Tōrō Ishi Ku

Tokyo, Japan, 2010

This flagship location marks the first freestanding building designed for Marc Jacobs. The 2,800-square-foot, three-story building is located off Omotesando Street in Tokyo's famous Aoyama shopping district. It houses two main sales floors as well as a smaller sales area and storage room below grade.

The design responds to strict local codes and the surrounding context, bordered by world-renowned architecture and a quiet residential neighborhood. Zoning requirements limited the occupiable building height to two above-grade floors, demanding a comparably shorter building height within the immediate site context. However, a common building element known in Japanese as a kosakubutsu, used to conceal rooftop building equipment, was employed -- doubling the height of the building and visually compensates for the reduced occupiable height.

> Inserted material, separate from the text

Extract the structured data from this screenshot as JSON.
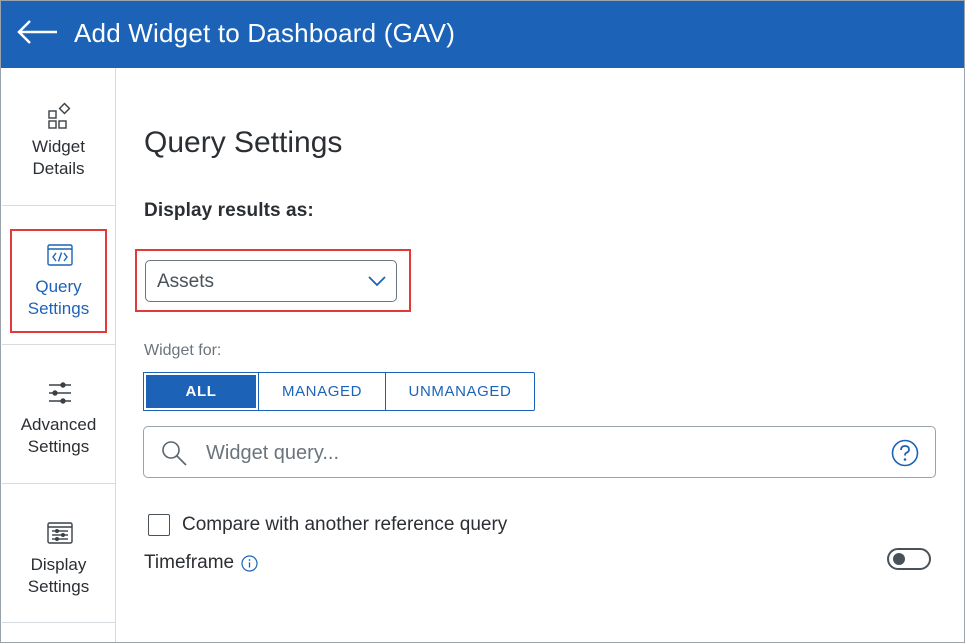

The facade is divided into three zones: a minimalist open ground floor, a dark and heavy middle floor, and lastly a custom perforated paneled beacon. The ground floor employs a glass enclosure, an open floor plan and high ceilings, creating an open space that appears to freely flow onto the street. This openness is exaggerated by the dark and heavy mass of the second floor, clad in blade-shaped porcelain tile, specifically developed for this project. The third level, the kosakubutsu is rendered as an enormous 'lantern' created from perforated aluminum panels with a custom designed pattern and LED illuminated tensile fabric. Through these shifts in materiality, the building facade is treated as a striated texture highlighting the public to private transition from the first and second levels, while showcasing the functionality of the kosakubutsu.

Status: Built